WORK ORDER.
Starting from the first line below, count every line holding the word "icon", then state the total alone.

(Data about app and page elements)

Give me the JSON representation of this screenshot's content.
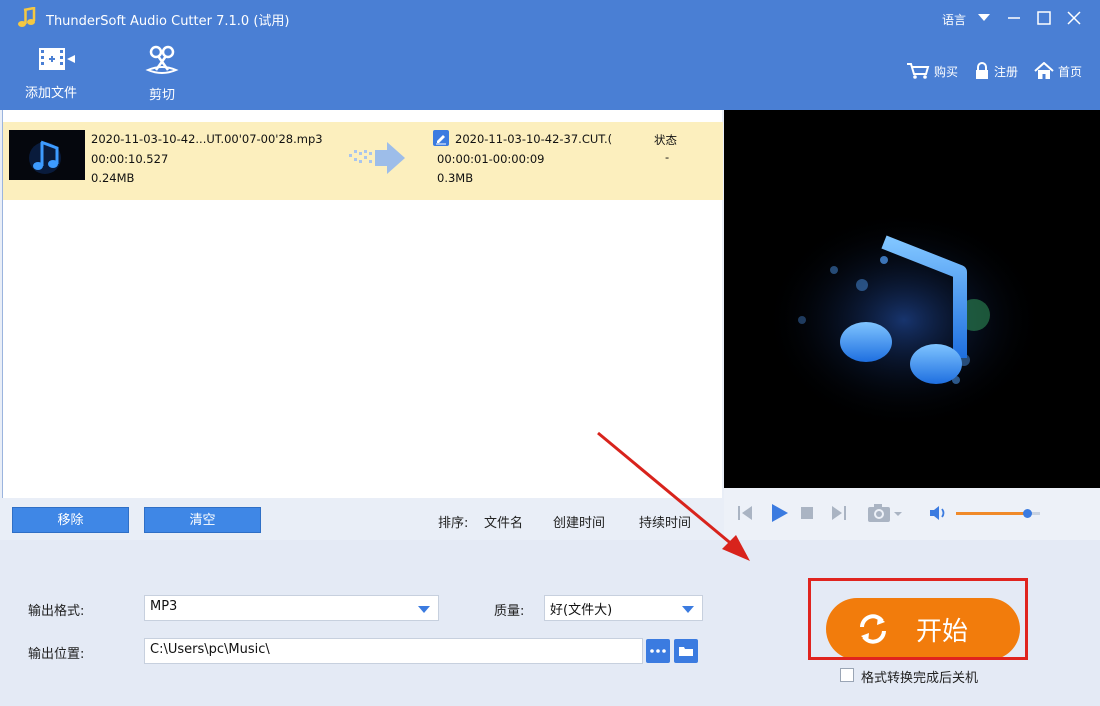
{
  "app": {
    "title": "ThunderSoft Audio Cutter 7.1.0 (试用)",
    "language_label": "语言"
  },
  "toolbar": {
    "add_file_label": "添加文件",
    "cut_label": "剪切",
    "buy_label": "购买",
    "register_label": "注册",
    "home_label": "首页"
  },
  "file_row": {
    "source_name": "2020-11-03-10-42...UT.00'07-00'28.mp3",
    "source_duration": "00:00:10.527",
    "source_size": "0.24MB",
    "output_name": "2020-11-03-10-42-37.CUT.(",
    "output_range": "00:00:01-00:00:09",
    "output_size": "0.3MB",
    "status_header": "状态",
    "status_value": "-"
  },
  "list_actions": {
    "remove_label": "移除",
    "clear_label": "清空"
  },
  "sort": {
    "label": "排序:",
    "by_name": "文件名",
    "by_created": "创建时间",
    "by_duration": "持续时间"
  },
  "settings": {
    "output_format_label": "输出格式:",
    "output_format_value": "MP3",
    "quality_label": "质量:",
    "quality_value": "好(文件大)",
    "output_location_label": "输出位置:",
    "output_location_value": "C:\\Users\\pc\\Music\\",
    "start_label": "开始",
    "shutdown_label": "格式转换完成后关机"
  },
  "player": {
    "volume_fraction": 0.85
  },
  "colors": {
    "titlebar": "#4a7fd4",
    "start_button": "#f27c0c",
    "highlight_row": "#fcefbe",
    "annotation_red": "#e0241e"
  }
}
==
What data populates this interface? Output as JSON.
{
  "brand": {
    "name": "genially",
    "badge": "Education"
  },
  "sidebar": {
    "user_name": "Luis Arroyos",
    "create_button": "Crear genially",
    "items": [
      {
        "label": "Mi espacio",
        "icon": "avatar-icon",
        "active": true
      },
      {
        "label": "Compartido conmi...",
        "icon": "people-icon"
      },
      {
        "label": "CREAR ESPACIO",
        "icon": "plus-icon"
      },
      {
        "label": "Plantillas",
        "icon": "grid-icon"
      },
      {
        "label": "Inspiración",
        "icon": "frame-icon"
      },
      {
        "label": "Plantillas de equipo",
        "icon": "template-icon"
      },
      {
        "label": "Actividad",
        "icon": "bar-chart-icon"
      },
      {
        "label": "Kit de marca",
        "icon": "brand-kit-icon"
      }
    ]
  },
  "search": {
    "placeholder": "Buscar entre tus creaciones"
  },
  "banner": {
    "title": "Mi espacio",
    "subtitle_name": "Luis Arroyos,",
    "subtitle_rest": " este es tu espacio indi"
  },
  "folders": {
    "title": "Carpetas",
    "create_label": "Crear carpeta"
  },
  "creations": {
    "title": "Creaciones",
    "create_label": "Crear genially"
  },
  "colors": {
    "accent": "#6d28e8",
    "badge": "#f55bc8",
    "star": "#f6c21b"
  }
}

SOLVED PROBLEM.
8